Workers' huts of famous writersVika
Writers usually have their favorite places to work, a small, secluded space, sparsely furnished, where creativity flows unhindered. The environment chosen is usually not distracting, such as a library, hotel room, car, or even a prison cell. Many important literary works were created in prisons. Indeed, locking in with just a typewriter or pen and paper is a smart strategy. The Hunchback of Notre Dame was only possible because Victor Hugo placed himself under house arrest and locked his clothes to avoid the temptation to go out. Many famous writers had secluded writing rooms away from home and the hustle and bustle of home life. Let's take a look at some of them.
1. Roald Dahl.
2. Roald Dahl had a small writing hut in Great Missenden, Buckinghamshire, where he wrote many of his famous stories. Inside the small hut, Dahl surrounded himself with paintings, inspirational quotes, and photographs of family and friends. He sat in a chair that used to belong to his mother. When it was cold, he covered his legs with a sleeping bag. The desk was filled with the mementos that inspired him — a ball of shredded silver foil of KitKat chocolate wrappers, the brass decoration of the Spitfire, and his thigh bone saved from his thigh replacement. The only light in the hut came from a corner lamp.
3. Dylan Thomas.
4. Dylan Thomas was the inspiration behind Roald Dahl's writers' hut. The Welsh poet had a writing hut in Carmarthenshire, not far from his home, on the cliffs overlooking the mouth of the Tuf River, where he wrote many of his major works.
5. Mark Twain.
6. Mark Twain had an octagonal office located on an impressive promontory overlooking the Chemung River in Elmira, New York. It was built by his sister-in-law, Susan Crane, who wanted Mark Twain not to be in her house because he smoked. The wooden cabinet was about 3.6 meters across and resembled the pilot's house of a Mississippi steamer. Twain called it "the most beautiful study you've ever seen."

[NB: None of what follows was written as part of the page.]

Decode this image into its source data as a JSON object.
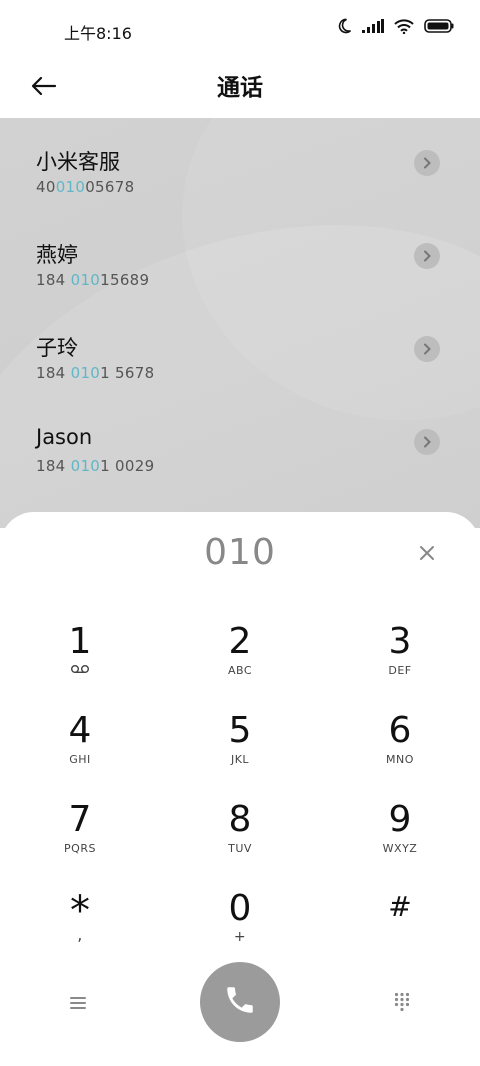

7. George Bernard Shaw had a unique revolving hut that could be easily rotated to let in the sun.
8. Henry David Thoreau.
9. American naturalist and philosopher Henry David Thoreau spent exactly two years, two months, and two days in a secluded hut he built near Walden Pond, a lake in Concord, Massachusetts, where his friend and mentor Ralph Waldo Emerson owned a forest. Thoreau used this time to write his first book, A Week on the Concorde and Merrimac Rivers. Later, Thoreau wrote another book, his most famous, called Walden, or Life in the Forest, in which he talked about his experiences of living in isolation.

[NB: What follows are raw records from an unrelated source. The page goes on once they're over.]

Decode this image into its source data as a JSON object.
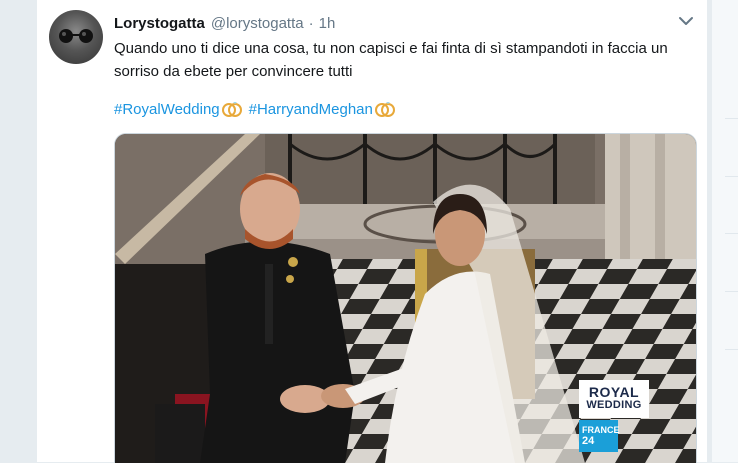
{
  "tweet": {
    "display_name": "Lorystogatta",
    "handle": "@lorystogatta",
    "separator": "·",
    "time": "1h",
    "text": "Quando uno ti dice una cosa, tu non capisci e fai finta di sì stampandoti in faccia un sorriso da ebete per convincere tutti",
    "hashtags": [
      {
        "label": "#RoyalWedding",
        "icon": "wedding-rings-emoji"
      },
      {
        "label": "#HarryandMeghan",
        "icon": "wedding-rings-emoji"
      }
    ]
  },
  "media": {
    "overlay": {
      "line1": "ROYAL",
      "line2": "WEDDING",
      "network_line1": "FRANCE",
      "network_line2": "24"
    }
  },
  "colors": {
    "link": "#1b95e0",
    "text": "#14171a",
    "muted": "#657786",
    "page_background": "#e6ecf0",
    "badge_blue": "#1b9fd8"
  }
}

10. After Virginia Woolf and her husband bought a 16th-century cottage in the village of Rodmell, Sussex, England, Woolf built a small wooden tool shed in the garden that was converted into a writing room. It was not the most comfortable of the rooms. She was always distracted by her husband sorting apples over her head in the attic, church bells at the bottom of the garden, and the noise of children at the school next door. In winter, it became so cold in the hut that she could not hold the handle and went into a closed room. Five years later, Wolfe moved her writing house to the far end of the garden, under a chestnut tree next to the flint wall of the cemetery. In this box, Wolfe wrote parts of all her major novels, from Mrs. Dalloway to Between Acts, as well as many essays and letters.
11. Henry Williamson, best known for his book The Otter Called Tarka, built a wooden hut near Georgeham with a cash prize he won in 1928 with the Hawthorden Prize for the aforementioned book. Williamson wrote many of his later books there, sitting alone in a hut for 15 hours a day.